By Maya Rader
On the day of the Stuyvesant Town Greenmarket, Lucas Samascott wakes up at “only 4 o’clock,” as he said. On other days, he wakes up at 3 a.m. Samascott works for Samascott Orchards, a farm started by his grandfather in Fulton County, New York.
Samascott Orchards sells many kinds of produce, but mainly apples, growing over 100 different varieties.
Samascott’s job on the farm is centered around selling at farmer’s markets. When he isn’t running a stand, he’s loading trucks and gathering food to bring to the markets. Samascott Orchards has stands at Union Square, Columbia University, Dag Hammarskjold Plaza, Inwood Hill and 82nd Street markets. The farm has also been at the Stuyvesant Town Greenmarket ever since it first opened.
Samascott Orchards is not certified organic, but according to Samascott, though the farm uses pesticides, organic isn’t always better. He noted that some of the big organic companies whose products are found in the supermarket use what are known as organic pesticides.
By Maya Rader
Daego Albero has been working for the past three months at Valley Shepherd Creamery, a 120-acre sheep farm and cheese making facility in Morris County, New Jersey. The creamery makes sausages and dairy products including cheese, butter and yogurt.
On an average day, Albero pumps milk, boils it, presses it and molds it. He also cleans dishes. “Everything has to be clean, always,” explained Albero.
One of Albero’s favorite parts of his job is working in the aging caves.
“We age the cheese in a cave because the conditions are not the same (as elsewhere),” said Albero.
Cheesemakers have been using caves for centuries because of the high humidity and cool temperature. Albero likes working in the caves because it is cooler. In other areas of the facility, Albero explained he’s “working in a cheese room that is maybe 100 degrees and really high humidity.” The heat is his least favorite part of the job.

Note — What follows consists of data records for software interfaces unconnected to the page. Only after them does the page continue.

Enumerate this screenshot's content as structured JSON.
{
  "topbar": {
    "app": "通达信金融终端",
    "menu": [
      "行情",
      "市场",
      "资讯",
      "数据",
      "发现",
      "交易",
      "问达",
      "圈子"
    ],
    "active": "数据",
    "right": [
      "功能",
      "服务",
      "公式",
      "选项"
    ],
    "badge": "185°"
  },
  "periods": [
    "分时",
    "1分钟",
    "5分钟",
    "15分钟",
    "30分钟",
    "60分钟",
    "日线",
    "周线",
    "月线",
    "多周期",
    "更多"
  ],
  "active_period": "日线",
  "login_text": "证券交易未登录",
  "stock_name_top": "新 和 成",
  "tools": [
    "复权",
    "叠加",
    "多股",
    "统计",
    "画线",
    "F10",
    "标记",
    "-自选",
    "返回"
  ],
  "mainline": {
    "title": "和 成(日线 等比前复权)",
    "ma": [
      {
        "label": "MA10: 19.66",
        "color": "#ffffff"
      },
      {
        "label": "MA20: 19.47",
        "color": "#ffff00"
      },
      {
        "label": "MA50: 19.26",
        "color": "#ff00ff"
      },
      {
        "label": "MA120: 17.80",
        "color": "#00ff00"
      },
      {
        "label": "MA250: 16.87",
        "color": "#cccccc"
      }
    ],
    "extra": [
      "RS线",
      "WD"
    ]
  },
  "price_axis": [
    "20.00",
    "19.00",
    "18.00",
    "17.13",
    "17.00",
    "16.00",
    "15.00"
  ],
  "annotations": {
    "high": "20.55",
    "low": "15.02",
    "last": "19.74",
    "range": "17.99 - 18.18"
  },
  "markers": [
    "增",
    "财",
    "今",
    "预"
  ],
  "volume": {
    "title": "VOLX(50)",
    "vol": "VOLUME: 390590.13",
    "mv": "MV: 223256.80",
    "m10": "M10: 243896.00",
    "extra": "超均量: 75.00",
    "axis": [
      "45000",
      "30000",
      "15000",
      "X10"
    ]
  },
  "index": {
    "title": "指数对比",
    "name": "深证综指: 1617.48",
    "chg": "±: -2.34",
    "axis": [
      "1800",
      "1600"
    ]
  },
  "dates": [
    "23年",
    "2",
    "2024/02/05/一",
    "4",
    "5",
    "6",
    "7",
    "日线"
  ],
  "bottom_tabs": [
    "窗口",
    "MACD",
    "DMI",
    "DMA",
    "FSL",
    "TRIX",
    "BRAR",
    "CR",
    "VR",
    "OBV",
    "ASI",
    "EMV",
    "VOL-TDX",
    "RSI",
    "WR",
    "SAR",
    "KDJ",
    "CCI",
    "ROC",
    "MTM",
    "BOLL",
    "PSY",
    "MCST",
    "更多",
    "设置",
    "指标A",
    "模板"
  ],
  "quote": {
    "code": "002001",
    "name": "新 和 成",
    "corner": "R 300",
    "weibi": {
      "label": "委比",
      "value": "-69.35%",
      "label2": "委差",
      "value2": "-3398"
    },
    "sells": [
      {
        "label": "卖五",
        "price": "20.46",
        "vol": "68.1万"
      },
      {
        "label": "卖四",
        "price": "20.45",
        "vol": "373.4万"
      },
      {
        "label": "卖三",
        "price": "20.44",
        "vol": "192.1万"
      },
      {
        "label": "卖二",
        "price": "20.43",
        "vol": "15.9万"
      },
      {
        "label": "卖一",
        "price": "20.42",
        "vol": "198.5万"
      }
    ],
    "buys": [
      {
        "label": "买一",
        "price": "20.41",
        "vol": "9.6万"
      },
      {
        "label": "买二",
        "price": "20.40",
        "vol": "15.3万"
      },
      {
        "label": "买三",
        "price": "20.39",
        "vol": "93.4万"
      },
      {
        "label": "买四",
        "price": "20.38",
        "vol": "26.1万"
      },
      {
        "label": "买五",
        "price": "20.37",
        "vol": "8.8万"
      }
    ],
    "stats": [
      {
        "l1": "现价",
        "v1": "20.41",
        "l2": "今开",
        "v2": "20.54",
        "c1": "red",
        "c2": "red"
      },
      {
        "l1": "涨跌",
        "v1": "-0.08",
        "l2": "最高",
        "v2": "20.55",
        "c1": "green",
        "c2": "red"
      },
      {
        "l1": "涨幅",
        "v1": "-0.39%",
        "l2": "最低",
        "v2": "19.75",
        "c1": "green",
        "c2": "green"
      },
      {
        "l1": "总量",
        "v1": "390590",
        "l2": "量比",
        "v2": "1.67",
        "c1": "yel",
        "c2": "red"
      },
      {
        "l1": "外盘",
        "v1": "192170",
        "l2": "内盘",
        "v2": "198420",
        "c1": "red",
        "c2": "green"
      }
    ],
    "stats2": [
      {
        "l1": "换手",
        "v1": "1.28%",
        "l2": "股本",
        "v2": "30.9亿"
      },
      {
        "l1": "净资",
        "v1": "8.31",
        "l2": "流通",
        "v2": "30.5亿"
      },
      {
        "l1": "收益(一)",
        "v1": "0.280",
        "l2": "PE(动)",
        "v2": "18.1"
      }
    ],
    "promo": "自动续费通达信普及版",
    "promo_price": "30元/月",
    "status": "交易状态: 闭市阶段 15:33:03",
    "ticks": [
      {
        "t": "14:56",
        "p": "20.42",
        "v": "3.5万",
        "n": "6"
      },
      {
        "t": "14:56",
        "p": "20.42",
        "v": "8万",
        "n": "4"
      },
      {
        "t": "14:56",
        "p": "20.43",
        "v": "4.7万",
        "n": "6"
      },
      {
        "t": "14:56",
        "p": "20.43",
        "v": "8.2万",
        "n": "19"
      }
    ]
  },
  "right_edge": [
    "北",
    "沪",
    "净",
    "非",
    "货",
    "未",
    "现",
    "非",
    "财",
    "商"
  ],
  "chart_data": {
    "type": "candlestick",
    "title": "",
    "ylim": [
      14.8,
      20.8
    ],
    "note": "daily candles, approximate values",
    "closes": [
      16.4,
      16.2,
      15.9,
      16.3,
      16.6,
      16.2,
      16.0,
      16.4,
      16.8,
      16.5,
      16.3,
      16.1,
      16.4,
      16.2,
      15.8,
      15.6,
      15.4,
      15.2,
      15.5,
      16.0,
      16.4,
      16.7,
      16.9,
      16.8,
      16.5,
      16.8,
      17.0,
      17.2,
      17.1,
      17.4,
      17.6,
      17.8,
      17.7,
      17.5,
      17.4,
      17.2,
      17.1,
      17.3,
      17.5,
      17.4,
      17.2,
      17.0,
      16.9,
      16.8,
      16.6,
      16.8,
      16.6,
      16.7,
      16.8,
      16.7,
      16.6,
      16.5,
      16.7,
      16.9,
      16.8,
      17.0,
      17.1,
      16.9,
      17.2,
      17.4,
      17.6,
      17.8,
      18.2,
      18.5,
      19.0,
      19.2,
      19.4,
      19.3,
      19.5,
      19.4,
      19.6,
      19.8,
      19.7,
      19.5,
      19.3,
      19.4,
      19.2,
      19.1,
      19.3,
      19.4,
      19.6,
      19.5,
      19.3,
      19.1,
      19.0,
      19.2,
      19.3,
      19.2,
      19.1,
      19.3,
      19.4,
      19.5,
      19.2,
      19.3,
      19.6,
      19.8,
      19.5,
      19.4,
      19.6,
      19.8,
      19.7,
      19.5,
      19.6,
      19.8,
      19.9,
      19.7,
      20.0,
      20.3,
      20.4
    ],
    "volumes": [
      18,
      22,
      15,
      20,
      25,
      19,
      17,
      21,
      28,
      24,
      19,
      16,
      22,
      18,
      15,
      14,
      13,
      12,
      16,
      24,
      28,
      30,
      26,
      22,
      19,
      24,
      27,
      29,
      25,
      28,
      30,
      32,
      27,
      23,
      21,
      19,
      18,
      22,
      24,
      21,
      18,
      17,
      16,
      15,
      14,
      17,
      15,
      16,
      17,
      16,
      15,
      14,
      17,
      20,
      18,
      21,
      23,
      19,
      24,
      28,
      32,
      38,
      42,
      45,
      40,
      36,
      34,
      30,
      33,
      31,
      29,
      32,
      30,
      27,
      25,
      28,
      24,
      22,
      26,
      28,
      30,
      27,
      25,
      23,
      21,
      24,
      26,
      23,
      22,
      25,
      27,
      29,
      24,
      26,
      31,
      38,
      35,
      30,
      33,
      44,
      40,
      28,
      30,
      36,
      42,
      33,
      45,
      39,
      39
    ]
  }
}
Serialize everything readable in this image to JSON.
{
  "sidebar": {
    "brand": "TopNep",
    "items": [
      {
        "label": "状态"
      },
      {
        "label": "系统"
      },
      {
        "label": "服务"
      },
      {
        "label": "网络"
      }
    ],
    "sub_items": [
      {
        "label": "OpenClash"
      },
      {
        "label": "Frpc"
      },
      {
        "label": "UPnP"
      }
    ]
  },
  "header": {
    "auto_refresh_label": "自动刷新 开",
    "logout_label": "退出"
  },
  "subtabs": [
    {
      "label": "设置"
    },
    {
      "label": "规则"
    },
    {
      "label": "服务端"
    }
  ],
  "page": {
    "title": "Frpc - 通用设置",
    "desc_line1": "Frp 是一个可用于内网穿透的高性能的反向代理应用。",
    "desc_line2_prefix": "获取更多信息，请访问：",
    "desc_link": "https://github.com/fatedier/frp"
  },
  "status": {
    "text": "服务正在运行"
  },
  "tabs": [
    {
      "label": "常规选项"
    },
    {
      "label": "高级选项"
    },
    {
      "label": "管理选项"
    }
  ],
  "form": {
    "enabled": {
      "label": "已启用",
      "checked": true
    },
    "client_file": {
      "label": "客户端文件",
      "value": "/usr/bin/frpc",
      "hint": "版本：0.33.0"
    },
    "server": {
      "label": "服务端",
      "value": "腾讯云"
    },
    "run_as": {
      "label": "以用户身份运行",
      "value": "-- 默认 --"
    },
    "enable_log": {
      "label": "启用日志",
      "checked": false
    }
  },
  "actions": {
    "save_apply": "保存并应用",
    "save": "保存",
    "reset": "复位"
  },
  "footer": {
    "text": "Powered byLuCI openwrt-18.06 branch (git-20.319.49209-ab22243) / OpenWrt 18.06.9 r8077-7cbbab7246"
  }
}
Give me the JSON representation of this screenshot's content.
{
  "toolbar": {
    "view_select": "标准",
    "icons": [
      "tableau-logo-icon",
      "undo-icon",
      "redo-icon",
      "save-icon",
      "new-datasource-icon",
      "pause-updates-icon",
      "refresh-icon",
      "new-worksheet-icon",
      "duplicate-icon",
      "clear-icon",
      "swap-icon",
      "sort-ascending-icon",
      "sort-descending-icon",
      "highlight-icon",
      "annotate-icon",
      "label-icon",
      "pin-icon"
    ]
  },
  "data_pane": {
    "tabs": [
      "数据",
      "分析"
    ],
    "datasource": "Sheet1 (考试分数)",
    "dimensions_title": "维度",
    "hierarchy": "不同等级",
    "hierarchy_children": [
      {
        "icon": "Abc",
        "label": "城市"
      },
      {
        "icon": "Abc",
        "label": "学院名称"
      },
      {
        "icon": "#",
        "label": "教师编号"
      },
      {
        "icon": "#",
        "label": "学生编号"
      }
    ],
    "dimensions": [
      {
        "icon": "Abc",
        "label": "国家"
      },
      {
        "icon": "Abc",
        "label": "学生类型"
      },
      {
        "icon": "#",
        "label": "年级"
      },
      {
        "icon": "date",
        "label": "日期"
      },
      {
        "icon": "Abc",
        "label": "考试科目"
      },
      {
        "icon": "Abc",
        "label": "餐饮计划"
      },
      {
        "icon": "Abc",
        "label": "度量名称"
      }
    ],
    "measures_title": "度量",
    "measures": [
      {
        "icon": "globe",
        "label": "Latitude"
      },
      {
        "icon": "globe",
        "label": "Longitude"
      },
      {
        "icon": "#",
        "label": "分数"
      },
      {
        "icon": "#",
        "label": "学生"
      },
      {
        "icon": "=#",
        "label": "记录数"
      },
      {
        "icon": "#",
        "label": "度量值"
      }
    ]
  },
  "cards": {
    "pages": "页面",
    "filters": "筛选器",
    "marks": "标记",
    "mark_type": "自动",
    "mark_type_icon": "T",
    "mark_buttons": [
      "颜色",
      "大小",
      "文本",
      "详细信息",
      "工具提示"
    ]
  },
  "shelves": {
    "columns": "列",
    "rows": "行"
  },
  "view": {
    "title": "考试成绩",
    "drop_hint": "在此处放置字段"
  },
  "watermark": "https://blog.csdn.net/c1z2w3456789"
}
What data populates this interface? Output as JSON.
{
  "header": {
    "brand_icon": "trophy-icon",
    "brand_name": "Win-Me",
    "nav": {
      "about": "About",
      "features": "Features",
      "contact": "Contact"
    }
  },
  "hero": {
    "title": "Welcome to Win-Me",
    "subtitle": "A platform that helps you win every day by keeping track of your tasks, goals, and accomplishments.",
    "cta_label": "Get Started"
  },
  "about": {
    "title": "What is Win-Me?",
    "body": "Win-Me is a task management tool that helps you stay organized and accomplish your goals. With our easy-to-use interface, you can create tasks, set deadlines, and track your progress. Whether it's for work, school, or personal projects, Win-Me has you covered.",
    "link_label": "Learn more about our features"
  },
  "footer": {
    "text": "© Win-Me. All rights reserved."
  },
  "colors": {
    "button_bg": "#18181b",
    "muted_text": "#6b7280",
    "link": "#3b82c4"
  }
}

By Maya Rader
Acevedo Farm is the definition of a family farm. The entire operation is run by 16-year-old Alexis Acevedo, his brother, his sister, and their parents in Goshen, NY. Although the ten-acre produce farm is not organic, it doesn’t use pesticides (except on their corn). They opted not to become certified organic, like many other farmers at the Stuyvesant Town Greenmarket, because of the complex and bureaucratic process to get certification. “It takes up to ten years,” said Acevedo. Acevedo Farm sells many types of produce including peppers, tomatoes, zucchini, and chard.
Before Acevedo was a farmer in Goshen, he lived in the nearby city of Middletown. When he was ten years old, he moved to Goshen, where his family started the farm.
Acevedo said one of his favorite parts of working on the farm is driving a tractor, which he has done since he was eleven.
“That’s the most fun thing to do on the farm,” said Acevedo.